* What needs to be done: Copy each line below in which the string "JSON" occurs.

[Component data from apps and pages]
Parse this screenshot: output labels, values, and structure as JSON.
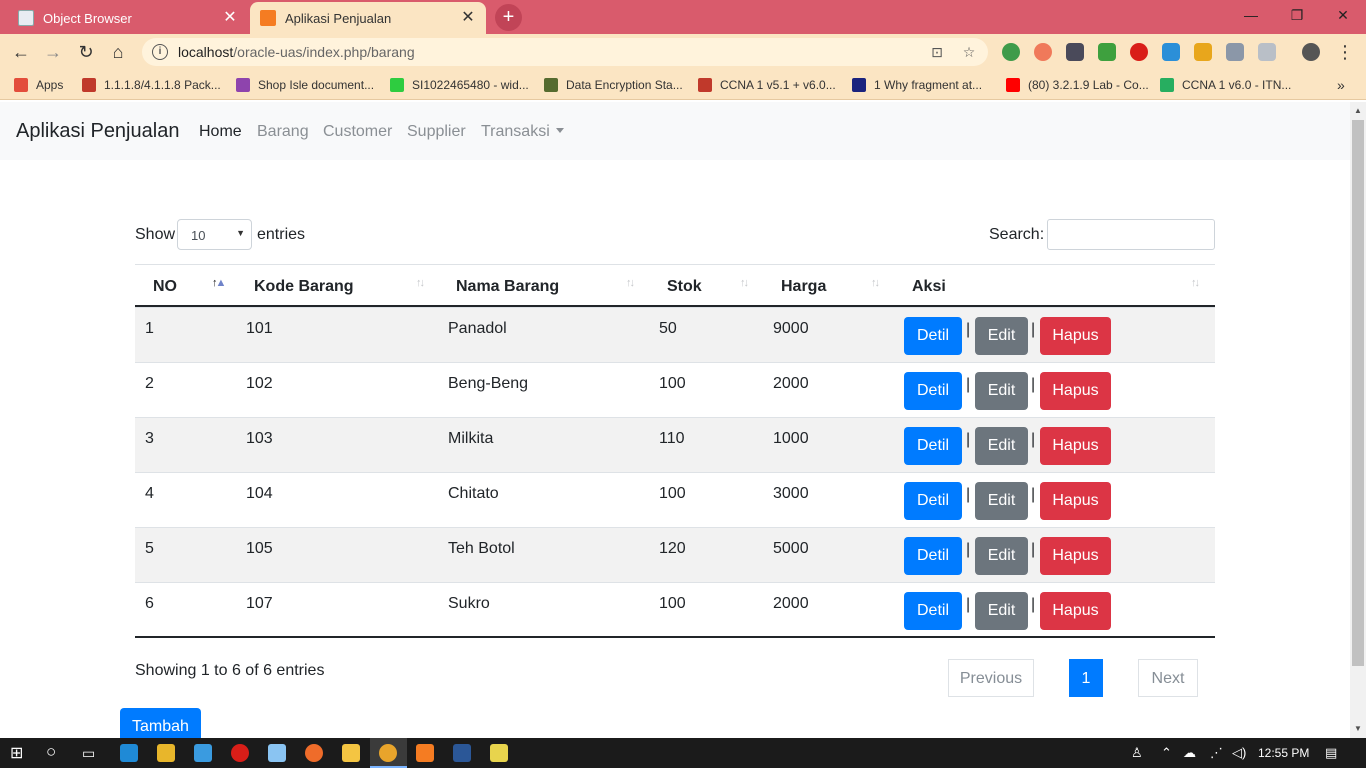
{
  "browser": {
    "tabs": [
      {
        "title": "Object Browser",
        "active": false
      },
      {
        "title": "Aplikasi Penjualan",
        "active": true
      }
    ],
    "new_tab_icon": "+",
    "window_controls": {
      "minimize": "—",
      "maximize": "❐",
      "close": "✕"
    },
    "url": {
      "host": "localhost",
      "path": "/oracle-uas/index.php/barang"
    },
    "bookmarks": [
      {
        "label": "Apps"
      },
      {
        "label": "1.1.1.8/4.1.1.8 Pack..."
      },
      {
        "label": "Shop Isle document..."
      },
      {
        "label": "SI1022465480 - wid..."
      },
      {
        "label": "Data Encryption Sta..."
      },
      {
        "label": "CCNA 1 v5.1 + v6.0..."
      },
      {
        "label": "1 Why fragment at..."
      },
      {
        "label": "(80) 3.2.1.9 Lab - Co..."
      },
      {
        "label": "CCNA 1 v6.0 - ITN..."
      }
    ],
    "more_bookmarks": "»"
  },
  "navbar": {
    "brand": "Aplikasi Penjualan",
    "links": [
      {
        "label": "Home",
        "active": true
      },
      {
        "label": "Barang"
      },
      {
        "label": "Customer"
      },
      {
        "label": "Supplier"
      },
      {
        "label": "Transaksi",
        "dropdown": true
      }
    ]
  },
  "table": {
    "show_label": "Show",
    "entries_value": "10",
    "entries_label": "entries",
    "search_label": "Search:",
    "search_value": "",
    "columns": [
      "NO",
      "Kode Barang",
      "Nama Barang",
      "Stok",
      "Harga",
      "Aksi"
    ],
    "sorted_column": "NO",
    "rows": [
      {
        "no": "1",
        "kode": "101",
        "nama": "Panadol",
        "stok": "50",
        "harga": "9000"
      },
      {
        "no": "2",
        "kode": "102",
        "nama": "Beng-Beng",
        "stok": "100",
        "harga": "2000"
      },
      {
        "no": "3",
        "kode": "103",
        "nama": "Milkita",
        "stok": "110",
        "harga": "1000"
      },
      {
        "no": "4",
        "kode": "104",
        "nama": "Chitato",
        "stok": "100",
        "harga": "3000"
      },
      {
        "no": "5",
        "kode": "105",
        "nama": "Teh Botol",
        "stok": "120",
        "harga": "5000"
      },
      {
        "no": "6",
        "kode": "107",
        "nama": "Sukro",
        "stok": "100",
        "harga": "2000"
      }
    ],
    "actions": {
      "detil": "Detil",
      "edit": "Edit",
      "hapus": "Hapus",
      "separator": "|"
    },
    "info": "Showing 1 to 6 of 6 entries",
    "pagination": {
      "previous": "Previous",
      "current": "1",
      "next": "Next"
    }
  },
  "add_button": "Tambah",
  "taskbar": {
    "clock": "12:55 PM"
  },
  "colors": {
    "primary": "#007bff",
    "secondary": "#6c757d",
    "danger": "#dc3545",
    "tab_strip": "#d95b6c",
    "toolbar": "#fbe5c3"
  }
}
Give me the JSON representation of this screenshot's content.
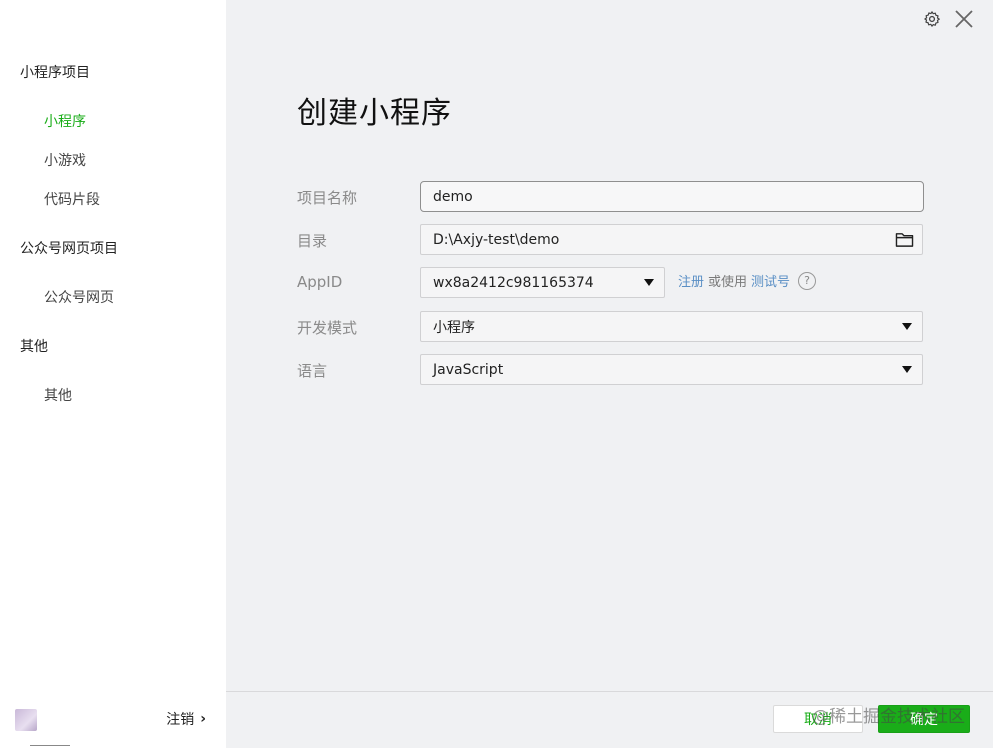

* Response to this task:
Parse this screenshot: output labels, values, and structure as JSON.
Give me the JSON representation of this screenshot's content.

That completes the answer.